A bluff that the train companies can only lose

There is a big game of bluff going on. The fact that all four bidders in the collapsed Great Western franchise have filed a court case to try to reclaim the money lost in the bidding process does not mean they want to go to court. Quite the opposite. They are merely putting pressure on the  Department to cough up.

However, as often is the case with railway companies, they fail to understand the politics. Don’t these companies ever employ experienced Westminster advisers? The government’s case looks watertight. As the BBC’s transport correspondent Richard Westcott points out, bid specification says: ‘Each bidder shall be responsible for all costs, expenses and liabilities incurred by it in connection with the Great Western franchise letting process, whether or not its bid and/or associated negotiations are ultimately successful or the process is subsequently varied in any way or terminated.’ That’s pretty unequivocal.

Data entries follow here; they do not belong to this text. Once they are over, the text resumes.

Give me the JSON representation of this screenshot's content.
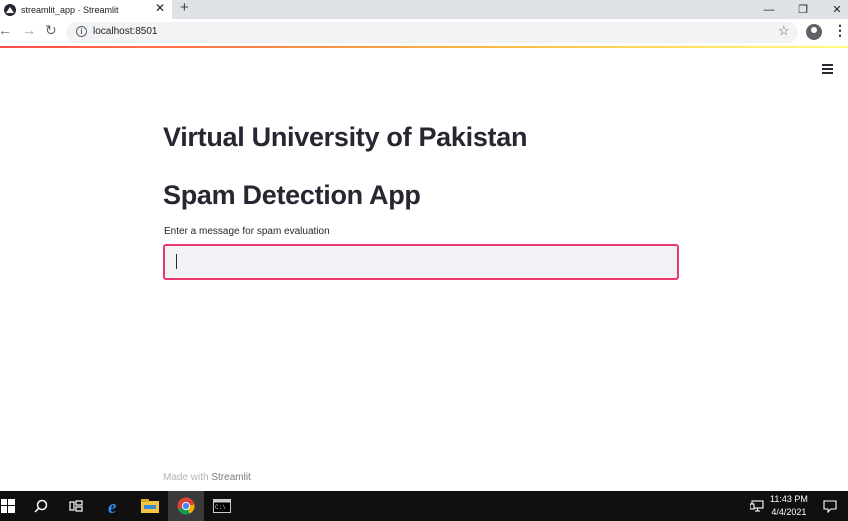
{
  "browser": {
    "tab_title": "streamlit_app · Streamlit",
    "tab_close": "✕",
    "new_tab": "+",
    "url": "localhost:8501",
    "window_controls": {
      "minimize": "—",
      "restore": "❐",
      "close": "✕"
    }
  },
  "app": {
    "heading1": "Virtual University of Pakistan",
    "heading2": "Spam Detection App",
    "input_label": "Enter a message for spam evaluation",
    "input_value": "",
    "footer_prefix": "Made with ",
    "footer_brand": "Streamlit"
  },
  "taskbar": {
    "time": "11:43 PM",
    "date": "4/4/2021"
  },
  "colors": {
    "accent": "#e8386d",
    "input_bg": "#f0f2f6",
    "text": "#262730"
  }
}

So are the politics. A word to the companies. Let  me tell you guys, that train operators are not actually top of the hit parade of popularity. You would be mistaken to think  that because  satisfaction ratings are relatively high means that the public will support your action. This action will merely intensify the view that you are just a  money-grabbing short-term bunch of rapacious capitalists – or privateers to use Bob Crow’s favourite expression.

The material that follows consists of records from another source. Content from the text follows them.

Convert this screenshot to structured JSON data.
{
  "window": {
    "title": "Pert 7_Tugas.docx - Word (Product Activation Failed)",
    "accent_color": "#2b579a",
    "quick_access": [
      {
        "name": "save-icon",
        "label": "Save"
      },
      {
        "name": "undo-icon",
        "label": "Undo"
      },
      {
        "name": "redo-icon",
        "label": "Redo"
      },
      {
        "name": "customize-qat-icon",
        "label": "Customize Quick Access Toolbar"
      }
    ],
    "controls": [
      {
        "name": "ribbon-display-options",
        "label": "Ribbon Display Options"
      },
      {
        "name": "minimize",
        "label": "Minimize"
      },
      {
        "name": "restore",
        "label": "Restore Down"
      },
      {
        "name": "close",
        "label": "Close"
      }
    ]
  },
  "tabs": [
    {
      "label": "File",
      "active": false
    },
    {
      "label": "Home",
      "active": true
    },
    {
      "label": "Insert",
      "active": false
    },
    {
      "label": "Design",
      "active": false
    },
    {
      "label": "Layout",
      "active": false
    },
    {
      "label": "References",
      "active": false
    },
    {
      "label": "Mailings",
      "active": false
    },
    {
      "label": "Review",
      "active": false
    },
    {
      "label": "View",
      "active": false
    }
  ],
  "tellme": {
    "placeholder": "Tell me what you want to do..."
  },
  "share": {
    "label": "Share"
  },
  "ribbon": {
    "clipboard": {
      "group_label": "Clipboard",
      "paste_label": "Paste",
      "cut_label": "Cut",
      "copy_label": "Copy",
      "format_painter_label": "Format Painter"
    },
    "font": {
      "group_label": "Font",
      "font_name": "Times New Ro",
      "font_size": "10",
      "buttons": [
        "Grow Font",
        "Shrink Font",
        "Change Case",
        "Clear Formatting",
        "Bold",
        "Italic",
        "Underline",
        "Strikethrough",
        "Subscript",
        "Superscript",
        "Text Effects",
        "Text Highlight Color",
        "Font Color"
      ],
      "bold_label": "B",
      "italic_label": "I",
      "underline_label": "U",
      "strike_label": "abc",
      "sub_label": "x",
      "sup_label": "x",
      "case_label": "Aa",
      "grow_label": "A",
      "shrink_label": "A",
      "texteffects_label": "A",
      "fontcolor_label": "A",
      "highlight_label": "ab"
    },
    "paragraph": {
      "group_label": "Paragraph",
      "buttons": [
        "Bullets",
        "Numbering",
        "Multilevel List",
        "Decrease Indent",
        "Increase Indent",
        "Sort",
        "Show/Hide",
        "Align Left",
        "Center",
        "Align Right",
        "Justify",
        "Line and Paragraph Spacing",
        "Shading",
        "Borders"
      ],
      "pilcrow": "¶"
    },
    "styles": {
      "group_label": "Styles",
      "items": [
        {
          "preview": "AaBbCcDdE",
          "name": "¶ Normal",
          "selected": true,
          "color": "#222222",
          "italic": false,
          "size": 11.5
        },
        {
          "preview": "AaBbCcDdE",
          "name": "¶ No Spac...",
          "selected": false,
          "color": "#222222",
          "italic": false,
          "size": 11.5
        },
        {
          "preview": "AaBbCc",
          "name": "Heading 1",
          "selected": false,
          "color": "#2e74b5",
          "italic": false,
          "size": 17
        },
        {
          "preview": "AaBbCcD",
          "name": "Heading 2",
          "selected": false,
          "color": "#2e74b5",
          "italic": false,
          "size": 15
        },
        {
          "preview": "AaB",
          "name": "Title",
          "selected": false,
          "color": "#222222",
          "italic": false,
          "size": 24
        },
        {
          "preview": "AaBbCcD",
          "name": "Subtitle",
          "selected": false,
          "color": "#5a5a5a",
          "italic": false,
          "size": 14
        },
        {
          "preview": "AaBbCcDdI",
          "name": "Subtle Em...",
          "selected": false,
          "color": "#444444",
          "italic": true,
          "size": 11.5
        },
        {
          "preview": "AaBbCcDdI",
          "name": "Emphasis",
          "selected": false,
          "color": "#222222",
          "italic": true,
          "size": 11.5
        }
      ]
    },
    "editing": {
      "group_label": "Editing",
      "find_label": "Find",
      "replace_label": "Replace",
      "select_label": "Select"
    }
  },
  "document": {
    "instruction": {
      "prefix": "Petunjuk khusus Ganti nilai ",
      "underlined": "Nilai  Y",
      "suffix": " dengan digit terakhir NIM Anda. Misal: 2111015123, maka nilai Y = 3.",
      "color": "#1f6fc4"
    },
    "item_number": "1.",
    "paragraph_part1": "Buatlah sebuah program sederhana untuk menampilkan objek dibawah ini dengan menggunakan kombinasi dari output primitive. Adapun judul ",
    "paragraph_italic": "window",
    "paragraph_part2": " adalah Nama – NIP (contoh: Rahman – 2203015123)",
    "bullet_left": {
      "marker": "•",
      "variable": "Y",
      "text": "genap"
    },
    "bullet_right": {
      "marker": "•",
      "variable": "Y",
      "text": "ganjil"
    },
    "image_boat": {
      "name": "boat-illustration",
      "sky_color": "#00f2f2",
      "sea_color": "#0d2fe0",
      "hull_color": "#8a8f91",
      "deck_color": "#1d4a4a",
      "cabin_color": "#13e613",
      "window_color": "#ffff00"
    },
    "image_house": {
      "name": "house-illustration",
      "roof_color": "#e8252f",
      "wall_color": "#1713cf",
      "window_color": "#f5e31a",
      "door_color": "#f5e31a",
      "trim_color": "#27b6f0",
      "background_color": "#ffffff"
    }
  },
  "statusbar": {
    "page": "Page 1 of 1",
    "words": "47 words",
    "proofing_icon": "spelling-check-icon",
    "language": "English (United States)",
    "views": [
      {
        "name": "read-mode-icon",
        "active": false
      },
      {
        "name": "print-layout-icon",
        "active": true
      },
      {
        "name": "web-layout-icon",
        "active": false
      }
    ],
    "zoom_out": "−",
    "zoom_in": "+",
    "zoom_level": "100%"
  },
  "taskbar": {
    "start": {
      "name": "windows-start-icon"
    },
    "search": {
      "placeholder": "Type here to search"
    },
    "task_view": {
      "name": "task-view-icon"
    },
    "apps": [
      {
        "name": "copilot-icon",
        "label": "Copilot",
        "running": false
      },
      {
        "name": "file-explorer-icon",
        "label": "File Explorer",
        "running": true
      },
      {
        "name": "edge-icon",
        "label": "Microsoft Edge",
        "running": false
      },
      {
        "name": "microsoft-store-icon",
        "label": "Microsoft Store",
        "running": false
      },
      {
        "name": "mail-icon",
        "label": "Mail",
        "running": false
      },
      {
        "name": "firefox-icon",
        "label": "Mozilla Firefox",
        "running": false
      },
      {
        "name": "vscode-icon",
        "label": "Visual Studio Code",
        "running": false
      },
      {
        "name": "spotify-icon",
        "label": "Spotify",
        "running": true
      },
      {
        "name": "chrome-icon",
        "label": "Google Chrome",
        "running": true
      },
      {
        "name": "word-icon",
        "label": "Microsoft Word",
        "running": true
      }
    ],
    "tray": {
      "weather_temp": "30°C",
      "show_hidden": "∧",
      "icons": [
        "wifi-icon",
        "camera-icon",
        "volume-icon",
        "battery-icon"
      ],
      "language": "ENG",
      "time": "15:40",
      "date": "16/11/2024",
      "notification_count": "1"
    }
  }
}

And so the Department will  hold firm knowing that there is no legal or political reason to give in, and because paying back the bid costs means that it will be open season on any future deals.

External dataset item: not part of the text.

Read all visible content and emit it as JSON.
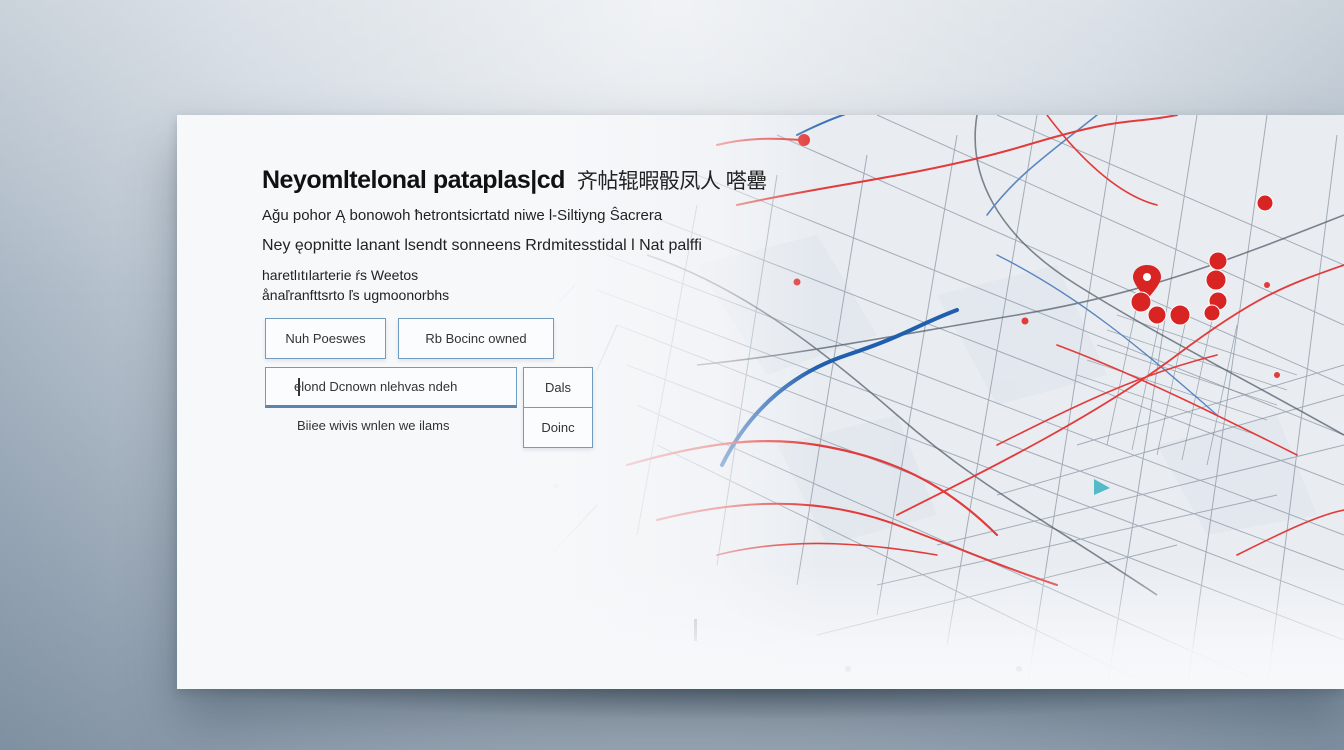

So why on earth are the train companies going there? Are they all so desperate to recoup a tawdry few million that they are risking their future relationship with teh Department? All that will happen is that  a lot of people including many influential ones will simply wonder whether this daft process of franchising out the whole railway is worth it and ask, yet again, ‘what is franchising for’ So guys, don’t go there. You portray yourselves as businesses ready to take a risk in order to make a profit,but in fact this action just shows that you want easy risk free money. Three out of four of the bids would have been wasted anyway – why on earth should the state reimburse all four!

  • stimarco

    While you’re on the subject: what *is* franchising for? You keep asking the question, but after roughly 20 years, I’ve never heard anyone give a reasonable answer.

    Are we stuck with it solely because MPs hate admitting fault? Have we suffered a generation of error because our politicians aren’t big enough to say they’re sorry? To admit that, yes, they’re only human after all and they can, and do, make mistakes – just like the rest of us? Because we already know that. An endless parade of scandals and issues of Private Eye magazine have given us ample evidence of it.

    For the life of me, I cannot understand why we haven’t simply replaced the entire system wholesale with one based on the Italian, French or German models. John Major’s administration was fine with tearing out the entirety of British Rail. It was a mistake to replace it with the overcomplicated mess his team imposed, but at least he had the gonads to actually *do* it. Since then, we’ve had Blair, Brown and “Cameron-Clegg”, none of whom have done a damned thing to fix the underlying interface design issues.

  • Jerry Alderson

    This is one of the best written and most succinct comment pieces I have read in a long while. As a business consultant it is exactly the advice I would have given to my clients. The only point you did not make is that by all train groups acting together it looks like a cartel, and shows that the one thing that privatisation is supposed to bring – competition – does not really exist.

  • Stephen Lawrence

    “Three out of four of the bids would have been wasted anyway” – point well made! I still think they *are * spending too much money on these bids…..perhaps, like political campaigns, there should be a limit…?

  • montmorency

    What actually was wrong with British Rail (at least, what was wrong, that a bit more serious investment wouldn’t have put right)?

    And is the German system that much better? Germans tell me it was better under the old fully nationalised DB than under the present arrangements. And from my own limited observation when in Germany, it’s no longer possible to buy a walk-on walk-off ticket at a reasonable price, for non-trivial journeys; you have to book in advance and lose flexibility to travel at affordable prices (like here); trains are late more often; there are fewer people around to ask for help; dining cars have been withdrawn on some routes.

    To answer my own question: of course it’s still better than here – Germans being Germans would pull out their toenails sooner than put up with our system – it’s just not as good as it was.